Thousands protest in France

Hundreds of thousands marched in street demonstrations across France after labour unions unanimously called for protests against government plans to raise the retirement age

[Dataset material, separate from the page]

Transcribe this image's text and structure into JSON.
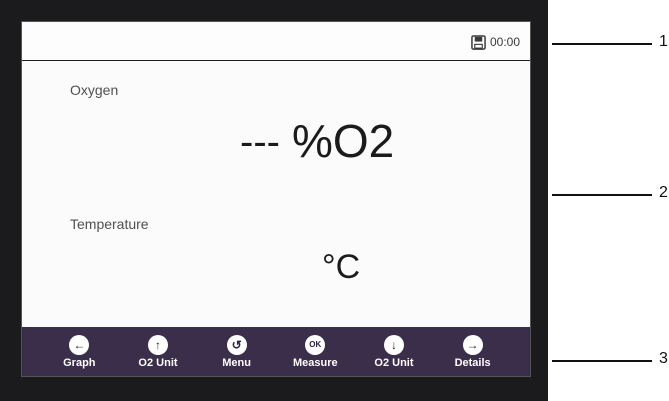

Hundreds of thousands went on strike and joined marches across France, halting trains, disrupting schooling and cutting electricity production in a trial for the government as workers oppose a deeply unpopular pensions overhaul.
The changes presented by President Emmanuel Macron’s government would raise the retirement age for most people to 64 from 62 and increase the years of contributions required for a full pension.
France’s trade unions immediately called for a mass mobilisation, showing a united front for the first time in 12 years when the retirement age was hiked to 62 from 60.
France’s Interior Ministry said it had counted 1.12 million demonstrators in France as a whole including 80,000 in Paris. The hardline CGT union said two million people had marched throughout the country, and 400,000 in Paris.
Around the Bastille area of Paris, radical demonstrators hurled bottles, bins and smoke grenades at police who responded with tear gas and charged to disperse the troublemakers.
Some thirty people were arrested, mostly members of a 1,000-strong radical group called ‘Black Blocs’ who wore masks, helmets and black clothes, police said, adding they had managed to split off the group from the main demonstration.
The strikes brought much of the capital’s public transport to a standstill and halted a large proportion of trains throughout France. One of the capital’s metro lines was closed completely, with another 12 ‘very disrupted’, Paris transport operator RATP said.
The rate of strikers reached 46.3 percent of workers at the state-owned national rail company SNCF.
The Education Ministry said 42.35 percent of teachers in primary education were striking, and 34.66 percent in secondary education. Estimates from teachers’ unions placed those numbers between 65 and 70 percent.
Philippe Martinez, head of the CGT, said that the planned pension reform ‘bundles together everyone’s dissatisfaction’ with the government and that the rare united front among worker representatives showed ‘the problem is very serious’.

Based on the materials of